History has shown that as a nation develops, the rate of diseases associated with third-world countries decreases. This is due to increased urbanization and better medical equipment, but while Africa is still on the rise, there seem to be ways to combat malaria in rural settings. One such example is utilizing metal roofs instead of thatched ones. A thatch roof allows for moist regions where mosquitoes can hide and lay eggs, which can then easily enter into the homes below. The smooth surface associated with metal roofs forces water to slide off and creates a solid barrier between the tenants and the outside world. Another helpful means of reduction of the mosquito population is the maintenance of water. Most mosquitoes thrive in still, clean rain water, and many people in countries such as Africa gather rain water in buckets and leave it outside until they need it. This creates the perfect breeding ground for the malaria carrying mosquitoes, but by introducing modes of water agitation such as fans or rotors, mosquitoes will not be able to find suitable homes for their eggs.

While completely wiping malaria off the map may be far off in the future, through further socioeconomic development and rural and urban planning efforts, Africa may just stand a fighting chance against the disease which has caused it so much harm.

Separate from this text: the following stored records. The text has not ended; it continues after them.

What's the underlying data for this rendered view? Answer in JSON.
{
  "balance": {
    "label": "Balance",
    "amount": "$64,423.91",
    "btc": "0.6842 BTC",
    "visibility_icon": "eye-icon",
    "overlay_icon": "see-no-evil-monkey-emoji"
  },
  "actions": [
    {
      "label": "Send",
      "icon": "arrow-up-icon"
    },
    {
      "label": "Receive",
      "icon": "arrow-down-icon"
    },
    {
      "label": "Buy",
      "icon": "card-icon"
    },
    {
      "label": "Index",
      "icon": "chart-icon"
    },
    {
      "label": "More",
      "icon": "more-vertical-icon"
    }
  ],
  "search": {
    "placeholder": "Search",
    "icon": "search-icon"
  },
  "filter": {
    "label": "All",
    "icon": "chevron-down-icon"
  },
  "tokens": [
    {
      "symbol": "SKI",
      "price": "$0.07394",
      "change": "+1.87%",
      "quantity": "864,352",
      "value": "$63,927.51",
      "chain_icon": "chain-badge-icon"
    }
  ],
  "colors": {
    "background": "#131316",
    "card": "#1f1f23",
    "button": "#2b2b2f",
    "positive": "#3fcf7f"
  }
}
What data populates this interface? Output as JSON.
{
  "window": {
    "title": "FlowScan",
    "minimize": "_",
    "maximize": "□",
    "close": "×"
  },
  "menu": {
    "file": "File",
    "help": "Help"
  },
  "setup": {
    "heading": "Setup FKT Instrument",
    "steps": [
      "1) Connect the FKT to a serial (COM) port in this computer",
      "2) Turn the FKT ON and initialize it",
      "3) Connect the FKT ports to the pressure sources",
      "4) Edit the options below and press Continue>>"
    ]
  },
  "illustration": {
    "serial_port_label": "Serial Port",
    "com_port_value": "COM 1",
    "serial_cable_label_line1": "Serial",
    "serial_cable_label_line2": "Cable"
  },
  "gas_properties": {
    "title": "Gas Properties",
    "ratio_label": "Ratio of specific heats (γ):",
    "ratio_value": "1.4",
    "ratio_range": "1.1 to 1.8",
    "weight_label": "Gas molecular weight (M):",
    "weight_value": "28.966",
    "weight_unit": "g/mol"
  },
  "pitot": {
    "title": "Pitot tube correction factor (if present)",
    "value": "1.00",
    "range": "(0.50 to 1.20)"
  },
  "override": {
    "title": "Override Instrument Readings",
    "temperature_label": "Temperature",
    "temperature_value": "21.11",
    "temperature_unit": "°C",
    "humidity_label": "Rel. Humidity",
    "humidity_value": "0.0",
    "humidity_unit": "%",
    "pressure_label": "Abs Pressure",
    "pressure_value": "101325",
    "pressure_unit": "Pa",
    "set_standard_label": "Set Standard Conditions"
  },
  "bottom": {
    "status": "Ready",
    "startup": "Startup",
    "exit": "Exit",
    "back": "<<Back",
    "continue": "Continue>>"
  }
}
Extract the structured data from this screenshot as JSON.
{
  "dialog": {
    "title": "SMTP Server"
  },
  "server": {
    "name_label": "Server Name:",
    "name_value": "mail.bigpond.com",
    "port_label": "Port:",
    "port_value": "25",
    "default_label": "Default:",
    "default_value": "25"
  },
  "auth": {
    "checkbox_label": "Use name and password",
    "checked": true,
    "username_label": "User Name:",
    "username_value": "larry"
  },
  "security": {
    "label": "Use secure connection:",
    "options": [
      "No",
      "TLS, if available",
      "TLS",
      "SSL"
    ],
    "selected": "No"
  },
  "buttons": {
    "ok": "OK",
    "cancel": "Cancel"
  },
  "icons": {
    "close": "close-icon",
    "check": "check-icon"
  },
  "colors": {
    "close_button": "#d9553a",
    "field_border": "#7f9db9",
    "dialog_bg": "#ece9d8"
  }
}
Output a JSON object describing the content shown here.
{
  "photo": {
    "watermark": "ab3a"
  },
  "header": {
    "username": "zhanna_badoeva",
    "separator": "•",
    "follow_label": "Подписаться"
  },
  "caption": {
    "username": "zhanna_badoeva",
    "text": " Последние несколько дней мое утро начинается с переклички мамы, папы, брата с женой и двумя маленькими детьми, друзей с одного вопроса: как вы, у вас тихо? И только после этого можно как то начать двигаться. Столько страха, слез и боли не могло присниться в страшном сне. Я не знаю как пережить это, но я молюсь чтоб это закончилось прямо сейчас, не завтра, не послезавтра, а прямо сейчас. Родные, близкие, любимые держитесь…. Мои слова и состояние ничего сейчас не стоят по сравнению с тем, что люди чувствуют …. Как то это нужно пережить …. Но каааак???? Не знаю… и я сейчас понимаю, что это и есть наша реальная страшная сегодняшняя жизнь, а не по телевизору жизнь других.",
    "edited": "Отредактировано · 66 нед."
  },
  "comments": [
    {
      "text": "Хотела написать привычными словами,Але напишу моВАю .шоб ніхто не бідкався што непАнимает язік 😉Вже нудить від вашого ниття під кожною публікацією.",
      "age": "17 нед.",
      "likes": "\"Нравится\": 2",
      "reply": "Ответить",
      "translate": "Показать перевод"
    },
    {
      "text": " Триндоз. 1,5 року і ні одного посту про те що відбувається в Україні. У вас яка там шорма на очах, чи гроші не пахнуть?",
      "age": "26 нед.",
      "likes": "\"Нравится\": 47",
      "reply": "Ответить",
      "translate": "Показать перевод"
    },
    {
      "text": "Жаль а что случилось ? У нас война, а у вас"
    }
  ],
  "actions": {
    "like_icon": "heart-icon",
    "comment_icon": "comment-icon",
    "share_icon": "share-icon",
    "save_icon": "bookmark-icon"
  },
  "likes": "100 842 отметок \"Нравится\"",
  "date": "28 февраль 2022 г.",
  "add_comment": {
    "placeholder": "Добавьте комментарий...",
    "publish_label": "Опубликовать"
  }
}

– Sumita Tellakat

Sources: BBC, World Health Organization
Photo: Flickr